The theme of Flashpoint: South China Sea is appealing to me. I especially love the idea of a CDG depicting current events. That promises a rich space for sincere investigation of how these sorts of situations have to be navigated. As designed, South China Sea falls far short of those possibilities.
Your decisions can only have so many repercussions. War, in this game, is impossible. I have philosophical issues with that, but in the immediate the gameplay suffers for the lack of stakes. There are so many turns where I or my opponent said, “Sure, I’ll do this, this seems like something to do,” because nothing feels consequential. If tensions get too high, everyone stops deploying warships. That’s not how it works in real life. Buchanan has designed a game with unflagging belief in Pax Americana. International relations with the bumpers on. The realities of tensions in the South China Sea are not a game. I wish this game understood that.
This was actually the first GMT game I ever played. I found it interesting, especially the part where players bid victory points to get to select China, who starts the game with a more firm footing.
In my game, I figured out how to get China to over-extend and ended up with then not being able to really do anything their last 2 turns. It is an interesting push pull game, although I am not certain how much replayability their will be once you have seen everything the game has to offer. Then again, playing any game 10 or so times, and this one is short enough to do so, is still pretty good.
It is a rock-solid system, and I am looking forward to what comes next in the series. I would find a lot more replayability in it if I felt the narrative, I think, but I also agree with you that any game I buy that gets to the table at least ten times was well-worth the money. Thank you for reading!
I have enjoyed this game, with the understanding that the design supports a game of conflict rather than a traditional war-game with specific counters and unit stats. I did find it thematic, at least in so far as the cards do represent recent historical events and other incidents that have influenced the growing tension in and around the SCS, and China’s growing global ambitions in the face of what it calls American hegemony.
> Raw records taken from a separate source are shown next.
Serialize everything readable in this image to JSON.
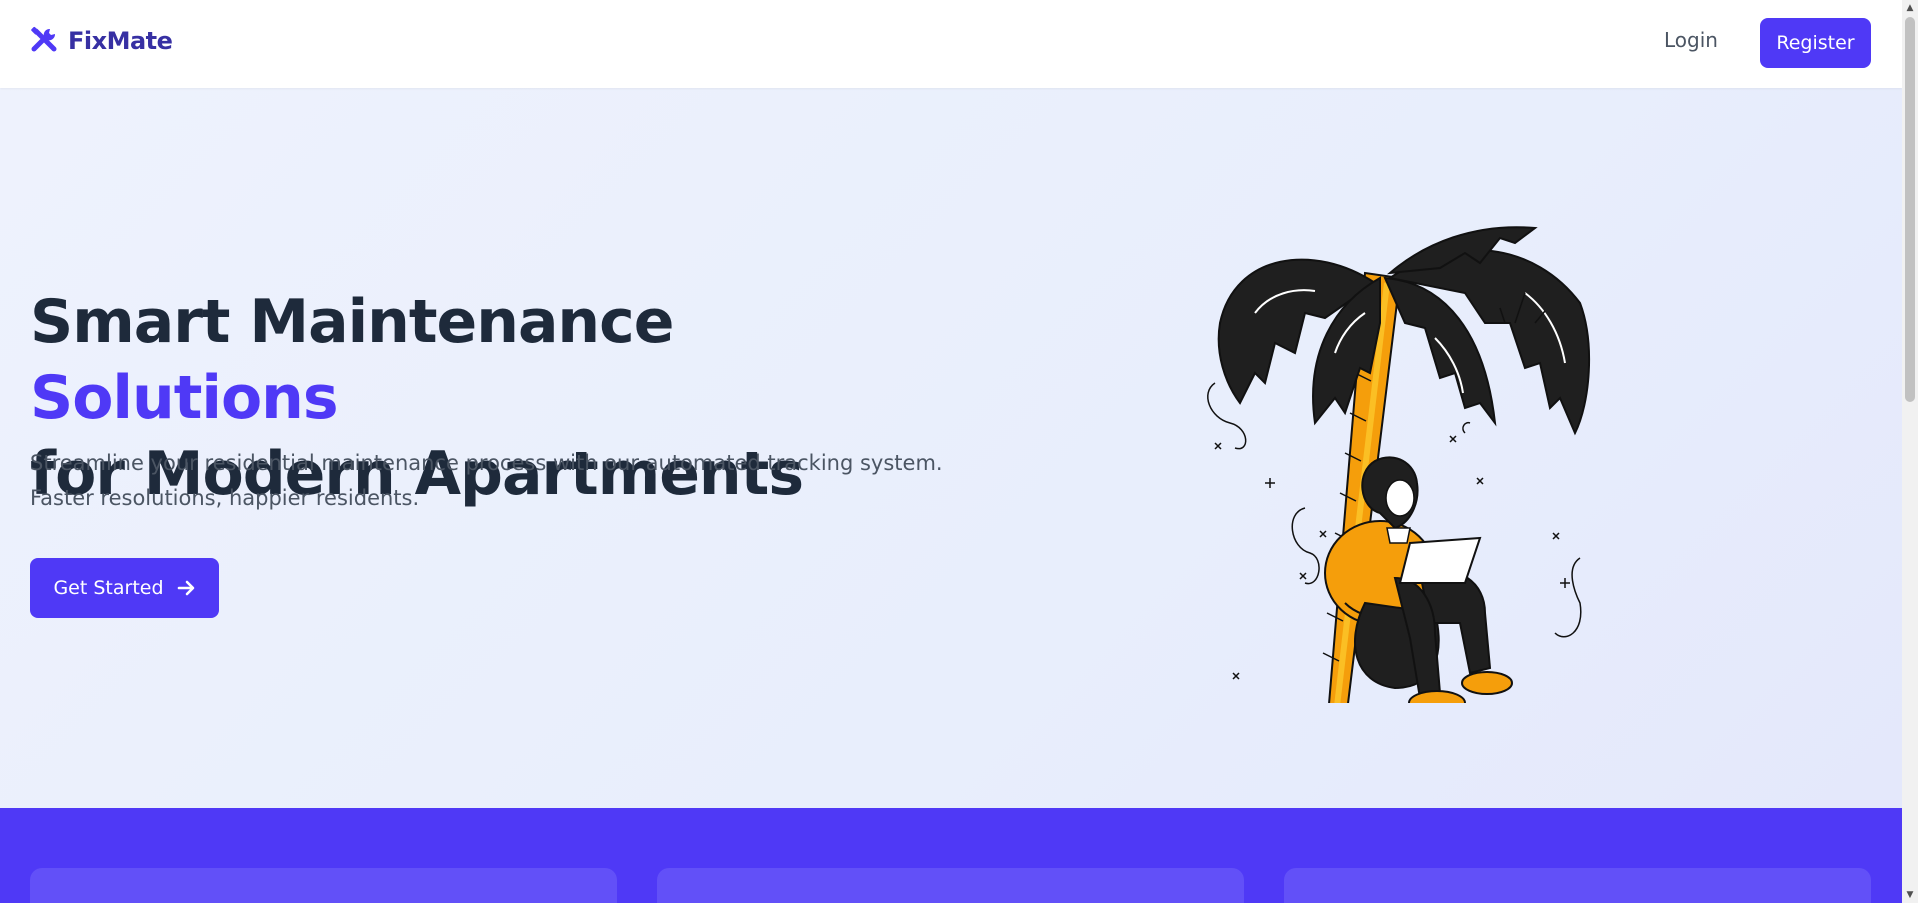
{
  "brand": {
    "name": "FixMate",
    "icon": "tools-icon",
    "color": "#3730a3"
  },
  "nav": {
    "login_label": "Login",
    "register_label": "Register"
  },
  "hero": {
    "title_part1": "Smart Maintenance ",
    "title_accent": "Solutions",
    "title_part2": "for Modern Apartments",
    "subtitle": "Streamline your residential maintenance process with our automated tracking system. Faster resolutions, happier residents.",
    "cta_label": "Get Started",
    "cta_icon": "arrow-right-icon",
    "illustration": "person-with-laptop-under-palm-tree"
  },
  "colors": {
    "primary": "#4f39f6",
    "text_dark": "#1e2a3b",
    "text_muted": "#4b5563",
    "accent_orange": "#f59e0b"
  }
}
For the ease of set-up, “ripped-from-headlines” feel and gameplay time, this is an entertaining diversion while I wait for heavier titles to land at my doorstep, after they have been delayed by the “COVID-19 Outbreak in China”.
I am satisfied FSCS does not see to emulate the likely consequences of open conflict with a near-peer adversary.
In that scenario, we all lose.
I’m glad to hear you’ve enjoyed it, and thank you very much for reading! I love that FSCS doesn’t have complicated rules for the sake of having them, and I am certainly not someone who needs loads of stats and details to feel a theme. I’m the guy in the corner of the insane asylum insisting that Lost Cities is deeply thematic as a play experience. FSCS is absolutely thematic in terms of everything fitting and making sense. When I criticize it for lack of thematics, I am focused on the emotional experience of playing the game, rather than the details of gameplay itself.
I completely agree with you about the last part. I don’t need the game to emulate such a scenario all the way through, but the lack of concern that there could be severe consequences didn’t sit well with me as I continued to play.